■ WHAT THE EXERCISE ASKS ■
Your answer must be an exact copy of all the entries.

RECORDS SHOWN START

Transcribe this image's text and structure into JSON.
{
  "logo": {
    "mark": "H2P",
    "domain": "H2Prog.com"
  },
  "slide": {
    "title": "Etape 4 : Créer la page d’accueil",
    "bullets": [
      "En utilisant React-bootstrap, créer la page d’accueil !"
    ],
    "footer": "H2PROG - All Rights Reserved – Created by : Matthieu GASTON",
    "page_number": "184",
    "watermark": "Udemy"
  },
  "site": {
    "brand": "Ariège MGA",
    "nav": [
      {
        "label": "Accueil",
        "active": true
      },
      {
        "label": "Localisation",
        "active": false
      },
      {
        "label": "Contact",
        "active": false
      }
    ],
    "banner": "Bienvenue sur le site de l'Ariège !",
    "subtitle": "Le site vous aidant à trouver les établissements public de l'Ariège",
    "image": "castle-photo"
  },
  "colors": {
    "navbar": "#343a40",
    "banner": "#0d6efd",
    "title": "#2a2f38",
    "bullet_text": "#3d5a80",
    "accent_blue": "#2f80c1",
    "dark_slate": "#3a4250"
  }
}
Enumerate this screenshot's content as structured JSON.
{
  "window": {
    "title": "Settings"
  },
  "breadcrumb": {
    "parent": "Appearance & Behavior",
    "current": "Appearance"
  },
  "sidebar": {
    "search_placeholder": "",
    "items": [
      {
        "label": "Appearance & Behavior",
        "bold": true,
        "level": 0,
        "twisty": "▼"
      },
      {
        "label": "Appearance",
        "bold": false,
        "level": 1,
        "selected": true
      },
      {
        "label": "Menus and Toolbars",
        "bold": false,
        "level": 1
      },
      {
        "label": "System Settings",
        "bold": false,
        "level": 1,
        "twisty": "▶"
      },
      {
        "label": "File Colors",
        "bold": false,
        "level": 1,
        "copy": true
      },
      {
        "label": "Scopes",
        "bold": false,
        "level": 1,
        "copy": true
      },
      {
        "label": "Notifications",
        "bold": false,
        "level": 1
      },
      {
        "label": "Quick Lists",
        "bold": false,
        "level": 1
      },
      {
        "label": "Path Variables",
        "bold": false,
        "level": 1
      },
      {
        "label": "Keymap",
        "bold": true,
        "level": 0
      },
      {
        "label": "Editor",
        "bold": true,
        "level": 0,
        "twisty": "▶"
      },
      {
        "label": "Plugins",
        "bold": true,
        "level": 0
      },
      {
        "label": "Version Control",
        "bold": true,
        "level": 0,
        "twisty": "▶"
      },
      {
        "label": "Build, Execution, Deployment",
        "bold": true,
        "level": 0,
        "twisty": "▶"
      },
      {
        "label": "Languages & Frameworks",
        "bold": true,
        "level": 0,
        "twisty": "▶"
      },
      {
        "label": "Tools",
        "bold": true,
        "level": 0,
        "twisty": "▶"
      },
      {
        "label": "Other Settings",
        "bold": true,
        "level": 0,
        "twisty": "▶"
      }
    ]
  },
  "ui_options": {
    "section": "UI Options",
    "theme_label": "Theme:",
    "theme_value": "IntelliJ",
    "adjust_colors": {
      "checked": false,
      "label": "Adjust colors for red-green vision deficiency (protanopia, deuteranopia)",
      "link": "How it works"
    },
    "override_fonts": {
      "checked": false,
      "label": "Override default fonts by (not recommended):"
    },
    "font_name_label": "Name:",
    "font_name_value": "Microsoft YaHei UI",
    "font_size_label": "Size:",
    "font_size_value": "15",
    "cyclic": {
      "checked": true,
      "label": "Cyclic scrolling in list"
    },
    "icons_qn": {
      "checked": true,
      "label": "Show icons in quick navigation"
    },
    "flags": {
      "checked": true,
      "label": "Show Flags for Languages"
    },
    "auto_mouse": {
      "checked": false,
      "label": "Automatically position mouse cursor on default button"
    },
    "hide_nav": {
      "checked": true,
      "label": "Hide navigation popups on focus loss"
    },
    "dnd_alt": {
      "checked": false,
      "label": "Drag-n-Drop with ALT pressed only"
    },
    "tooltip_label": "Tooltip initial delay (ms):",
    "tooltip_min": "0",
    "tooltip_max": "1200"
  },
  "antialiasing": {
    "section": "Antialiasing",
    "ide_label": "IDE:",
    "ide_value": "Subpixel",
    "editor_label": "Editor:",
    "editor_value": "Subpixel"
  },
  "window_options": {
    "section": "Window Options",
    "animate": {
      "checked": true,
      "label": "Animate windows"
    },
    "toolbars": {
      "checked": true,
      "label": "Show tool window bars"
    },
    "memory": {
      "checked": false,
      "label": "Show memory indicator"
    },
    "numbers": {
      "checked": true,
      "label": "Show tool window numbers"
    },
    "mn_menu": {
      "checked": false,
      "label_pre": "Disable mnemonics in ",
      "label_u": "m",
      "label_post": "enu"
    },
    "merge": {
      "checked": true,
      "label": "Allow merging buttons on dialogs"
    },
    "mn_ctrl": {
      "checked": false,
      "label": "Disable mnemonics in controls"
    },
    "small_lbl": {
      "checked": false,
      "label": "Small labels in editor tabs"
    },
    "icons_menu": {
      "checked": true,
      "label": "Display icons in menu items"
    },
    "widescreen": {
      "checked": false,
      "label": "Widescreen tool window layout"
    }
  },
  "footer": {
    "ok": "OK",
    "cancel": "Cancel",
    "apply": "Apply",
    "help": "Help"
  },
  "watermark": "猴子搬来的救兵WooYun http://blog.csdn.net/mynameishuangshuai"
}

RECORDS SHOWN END

■ EXPECTED ANSWER ■
Transcribe this image's text and structure into JSON.
{
  "logo": {
    "mark": "H2P",
    "domain": "H2Prog.com"
  },
  "slide": {
    "title": "Etape 4 : Créer la page d’accueil",
    "bullets": [
      "En utilisant React-bootstrap, créer la page d’accueil !"
    ],
    "footer": "H2PROG - All Rights Reserved – Created by : Matthieu GASTON",
    "page_number": "184",
    "watermark": "Udemy"
  },
  "site": {
    "brand": "Ariège MGA",
    "nav": [
      {
        "label": "Accueil",
        "active": true
      },
      {
        "label": "Localisation",
        "active": false
      },
      {
        "label": "Contact",
        "active": false
      }
    ],
    "banner": "Bienvenue sur le site de l'Ariège !",
    "subtitle": "Le site vous aidant à trouver les établissements public de l'Ariège",
    "image": "castle-photo"
  },
  "colors": {
    "navbar": "#343a40",
    "banner": "#0d6efd",
    "title": "#2a2f38",
    "bullet_text": "#3d5a80",
    "accent_blue": "#2f80c1",
    "dark_slate": "#3a4250"
  }
}
Enumerate this screenshot's content as structured JSON.
{
  "window": {
    "title": "Settings"
  },
  "breadcrumb": {
    "parent": "Appearance & Behavior",
    "current": "Appearance"
  },
  "sidebar": {
    "search_placeholder": "",
    "items": [
      {
        "label": "Appearance & Behavior",
        "bold": true,
        "level": 0,
        "twisty": "▼"
      },
      {
        "label": "Appearance",
        "bold": false,
        "level": 1,
        "selected": true
      },
      {
        "label": "Menus and Toolbars",
        "bold": false,
        "level": 1
      },
      {
        "label": "System Settings",
        "bold": false,
        "level": 1,
        "twisty": "▶"
      },
      {
        "label": "File Colors",
        "bold": false,
        "level": 1,
        "copy": true
      },
      {
        "label": "Scopes",
        "bold": false,
        "level": 1,
        "copy": true
      },
      {
        "label": "Notifications",
        "bold": false,
        "level": 1
      },
      {
        "label": "Quick Lists",
        "bold": false,
        "level": 1
      },
      {
        "label": "Path Variables",
        "bold": false,
        "level": 1
      },
      {
        "label": "Keymap",
        "bold": true,
        "level": 0
      },
      {
        "label": "Editor",
        "bold": true,
        "level": 0,
        "twisty": "▶"
      },
      {
        "label": "Plugins",
        "bold": true,
        "level": 0
      },
      {
        "label": "Version Control",
        "bold": true,
        "level": 0,
        "twisty": "▶"
      },
      {
        "label": "Build, Execution, Deployment",
        "bold": true,
        "level": 0,
        "twisty": "▶"
      },
      {
        "label": "Languages & Frameworks",
        "bold": true,
        "level": 0,
        "twisty": "▶"
      },
      {
        "label": "Tools",
        "bold": true,
        "level": 0,
        "twisty": "▶"
      },
      {
        "label": "Other Settings",
        "bold": true,
        "level": 0,
        "twisty": "▶"
      }
    ]
  },
  "ui_options": {
    "section": "UI Options",
    "theme_label": "Theme:",
    "theme_value": "IntelliJ",
    "adjust_colors": {
      "checked": false,
      "label": "Adjust colors for red-green vision deficiency (protanopia, deuteranopia)",
      "link": "How it works"
    },
    "override_fonts": {
      "checked": false,
      "label": "Override default fonts by (not recommended):"
    },
    "font_name_label": "Name:",
    "font_name_value": "Microsoft YaHei UI",
    "font_size_label": "Size:",
    "font_size_value": "15",
    "cyclic": {
      "checked": true,
      "label": "Cyclic scrolling in list"
    },
    "icons_qn": {
      "checked": true,
      "label": "Show icons in quick navigation"
    },
    "flags": {
      "checked": true,
      "label": "Show Flags for Languages"
    },
    "auto_mouse": {
      "checked": false,
      "label": "Automatically position mouse cursor on default button"
    },
    "hide_nav": {
      "checked": true,
      "label": "Hide navigation popups on focus loss"
    },
    "dnd_alt": {
      "checked": false,
      "label": "Drag-n-Drop with ALT pressed only"
    },
    "tooltip_label": "Tooltip initial delay (ms):",
    "tooltip_min": "0",
    "tooltip_max": "1200"
  },
  "antialiasing": {
    "section": "Antialiasing",
    "ide_label": "IDE:",
    "ide_value": "Subpixel",
    "editor_label": "Editor:",
    "editor_value": "Subpixel"
  },
  "window_options": {
    "section": "Window Options",
    "animate": {
      "checked": true,
      "label": "Animate windows"
    },
    "toolbars": {
      "checked": true,
      "label": "Show tool window bars"
    },
    "memory": {
      "checked": false,
      "label": "Show memory indicator"
    },
    "numbers": {
      "checked": true,
      "label": "Show tool window numbers"
    },
    "mn_menu": {
      "checked": false,
      "label_pre": "Disable mnemonics in ",
      "label_u": "m",
      "label_post": "enu"
    },
    "merge": {
      "checked": true,
      "label": "Allow merging buttons on dialogs"
    },
    "mn_ctrl": {
      "checked": false,
      "label": "Disable mnemonics in controls"
    },
    "small_lbl": {
      "checked": false,
      "label": "Small labels in editor tabs"
    },
    "icons_menu": {
      "checked": true,
      "label": "Display icons in menu items"
    },
    "widescreen": {
      "checked": false,
      "label": "Widescreen tool window layout"
    }
  },
  "footer": {
    "ok": "OK",
    "cancel": "Cancel",
    "apply": "Apply",
    "help": "Help"
  },
  "watermark": "猴子搬来的救兵WooYun http://blog.csdn.net/mynameishuangshuai"
}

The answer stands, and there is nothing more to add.